"We've actually gotten some decent stuff from them so far. It could be just individuals who shop at Walmart or random people who want to support the drive," said Rob Harter, Christian Center of Park City Executive Director.
Food can be dropped off all week long, but Saturday is the big event. The Christian Center will have their truck in front of Walmart in Park City, and their trailer at the Walmart in Heber from 9 a.m. to 1 p.m. to collect food.
Not only is Zions First National Bank supporting the food drive with large barrels already overflowing with donated food, they have also recently presented a $25,000 check to the Christian Center, which is a local representative of the Utah Food Bank.
"Typically we think $5,000 or $10,000 is a nice gift, but $25,000 is way over the top," Harter said. "It's huge to get that much from any one individual. We have needs greater than that, but it's incredible."
He added that those who can't support the drive this week are welcome to come by the Christian Center to drop off food or just check out the food pantry, where they distribute food to those in the community who need it.
Donations are accepted at the Christian Center all year long, Monday to Saturday from 10 a.
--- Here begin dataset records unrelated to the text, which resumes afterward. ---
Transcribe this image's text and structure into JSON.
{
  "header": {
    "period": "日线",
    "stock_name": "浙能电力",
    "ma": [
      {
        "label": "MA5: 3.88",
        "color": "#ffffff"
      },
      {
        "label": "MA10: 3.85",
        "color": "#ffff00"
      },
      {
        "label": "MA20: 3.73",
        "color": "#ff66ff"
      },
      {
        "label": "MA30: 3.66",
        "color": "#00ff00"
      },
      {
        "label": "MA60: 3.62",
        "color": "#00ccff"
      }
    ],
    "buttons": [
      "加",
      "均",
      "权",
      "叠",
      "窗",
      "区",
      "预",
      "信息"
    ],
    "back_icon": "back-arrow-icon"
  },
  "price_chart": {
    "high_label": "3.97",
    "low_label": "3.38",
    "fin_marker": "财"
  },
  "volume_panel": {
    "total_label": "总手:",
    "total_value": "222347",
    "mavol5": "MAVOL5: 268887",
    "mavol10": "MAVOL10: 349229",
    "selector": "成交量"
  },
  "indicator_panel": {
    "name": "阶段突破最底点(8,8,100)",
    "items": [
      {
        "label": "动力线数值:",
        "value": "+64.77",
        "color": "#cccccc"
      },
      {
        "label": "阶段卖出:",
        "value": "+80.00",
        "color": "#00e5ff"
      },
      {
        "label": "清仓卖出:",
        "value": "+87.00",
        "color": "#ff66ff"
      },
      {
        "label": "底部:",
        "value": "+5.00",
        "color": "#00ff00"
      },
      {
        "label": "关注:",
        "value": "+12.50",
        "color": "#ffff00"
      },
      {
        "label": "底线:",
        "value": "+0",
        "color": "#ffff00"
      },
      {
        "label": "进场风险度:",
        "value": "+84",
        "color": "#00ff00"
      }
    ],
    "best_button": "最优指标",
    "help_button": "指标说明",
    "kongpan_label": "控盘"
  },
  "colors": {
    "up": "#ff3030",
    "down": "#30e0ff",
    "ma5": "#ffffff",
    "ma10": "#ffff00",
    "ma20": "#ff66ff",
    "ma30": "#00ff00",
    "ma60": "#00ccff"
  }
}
With an ID residents from Park City and the surrounding communities can pick up two weeks worth of food twice a month. A small donation to the Christian Center is optional when picking food up.
Last year, the Christian Center distributed food to over 34,000 people. And the numbers are growing. Last month alone, they served about 3,000 people.
"I think a lot of people have the misnomer that it's a wealthy place and no one has need," Harter said. "But you would be amazed if you came around here and see there is so much need. It's an underground thing."
In the winter, the community gets an influx of international students and seasonal hotel and resort workers, which results in a spike of need at the food pantry. In the spring, there is another surge because the seasonal workers have lost their jobs and need food.
"But even in between spikes, the food need has remained high. We've seen very little drop off. It's just a steady stream for food," Harter said.
The Christian Center has also seen an increase in need among seniors on fixed incomes, and among residents in the surrounding areas, such as Coalville, Kamas and Heber.
Harter said the food drives are really beneficial because sometimes the Christian Center experiences dips in the amount of food donated by grocery stores so they have to supplement with more cans.
"The majority of the fresh food comes from grocery stores every day, and the food drives provide all the non-perishable food throughout the year," Harter said.